Sandworms aka Cutaneous Larva Migrans (literally larva migrating throughout your skin) aka hookworm (usually Ancylostoma spp.)

Photo by Natalya Zaritskaya on Unsplash

Did you hear about this gross story that made the news recently? Teens on a mission trip buried their friend Michael Dumas up to his neck in the sand at Pompano Beach in Florida.

He later developed intense itching, pain, and a weird rash on his foot. A trip to the doctor revealed a parasite had burrowed through his skin and was now worming its way (sorry!) around his foot.

His Mom posted the pics on her Facebook page and they look horrifying! Some of his friends were also infected.

The parasite he picked up was probably a canine hookworm- from sand infested with infected animal (probably dog) feces- which causes a painful, red, meandering rash made by the burrowing larva. The larva lacks the enzymes necessary to penetrate the skin’s basement membrane and become a systemic infection, and so is doomed to wander the superficial layers of the skin.

“What did I dooo?” Photo by Jennifer Regnier on Unsplash

The parasite likes to breed in warm areas with poor sanitation. Health officials advise beachgoers not to walk barefoot in areas like beaches where the parasite lives.

The rash will go away on its own without treatment in about six weeks, but you probably won’t want to forgo treatment until then because the pain and itching will drive your kid mad!

The rash, which can take a few days up to a month to develop, is usually found on your feet or bottom, but can show up anywhere your skin contacted the contaminated sand at the beach or sandbox, or soil.

What the rash looks like

Cutaneous larva migrans on foot. Image from http://pictures-and-imagY

Your doctor may prescribe Albendazole or Thiabendazole to knock out the parasite.

Put this in your First Aid kit:

Anti-itch cream

Topicals that you would use to relieve poison ivy itch: baking soda, witch hazel, cornstarch, oatmeal, calamine lotion, etc.


Photo by Ian Rinefort on Unsplash

Wear shoes and protective clothing on the beach, and a barrier like a towel or chair if you’re going to sit.

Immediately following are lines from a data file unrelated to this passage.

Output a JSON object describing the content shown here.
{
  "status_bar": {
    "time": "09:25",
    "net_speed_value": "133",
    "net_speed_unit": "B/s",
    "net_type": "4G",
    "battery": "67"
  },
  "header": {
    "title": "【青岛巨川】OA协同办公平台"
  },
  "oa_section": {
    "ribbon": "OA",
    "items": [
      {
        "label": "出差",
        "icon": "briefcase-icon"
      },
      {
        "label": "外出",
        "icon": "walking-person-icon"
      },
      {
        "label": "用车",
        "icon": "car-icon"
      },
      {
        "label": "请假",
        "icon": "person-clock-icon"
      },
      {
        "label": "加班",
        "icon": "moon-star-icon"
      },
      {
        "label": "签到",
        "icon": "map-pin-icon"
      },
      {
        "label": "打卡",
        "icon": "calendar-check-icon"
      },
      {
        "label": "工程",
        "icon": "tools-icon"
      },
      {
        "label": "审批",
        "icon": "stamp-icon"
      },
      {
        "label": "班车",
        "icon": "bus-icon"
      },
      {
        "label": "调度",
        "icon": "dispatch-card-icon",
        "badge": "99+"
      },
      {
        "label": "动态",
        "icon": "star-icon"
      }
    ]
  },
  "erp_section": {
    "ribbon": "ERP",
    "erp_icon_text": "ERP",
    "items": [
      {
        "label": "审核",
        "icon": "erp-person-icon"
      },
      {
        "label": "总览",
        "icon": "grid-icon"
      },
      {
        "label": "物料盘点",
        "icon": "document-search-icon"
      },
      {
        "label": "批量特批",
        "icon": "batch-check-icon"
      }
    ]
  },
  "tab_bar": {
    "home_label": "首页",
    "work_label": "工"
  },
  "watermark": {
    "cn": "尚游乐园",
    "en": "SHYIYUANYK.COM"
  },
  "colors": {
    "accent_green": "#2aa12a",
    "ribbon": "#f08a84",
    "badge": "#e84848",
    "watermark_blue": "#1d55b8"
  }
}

Clean up after your dog (or give the stink eye to those who don’t) :-)

So. You made it. Thank you for staying with me even after all those gross rash pictures.

Now that you’ve got some knowledge under your belt to identify and deal with these common summer rashes, imagine the calm confidence you will feel, and not panic, the next time you see an ugly rash or hear “I’m ITCHEEEE!!” from your kids.

Because you’ve armed yourself with knowledge and stocked your first aid kit with simple yet effective remedies for the next rash that comes along, you’ll be a more relaxed and happy Mama knowing that your next outdoor expedition won’t be cut short by these common rashes.

Your kids will feel more secure playing in the great outdoors because they know that “Mom knows what to do when stuff happens!”.

You’ll know when you can take care of it yourself, and when you really need to take her to a doctor.

Now you and hubby can really relax after the kids are in bed!


The information in this article is for entertainment purposes and general knowledge. It is not a substitute for medical advice and you should do your own research and consult a medical doctor/healthcare provider for any specific health issues or product recommendations.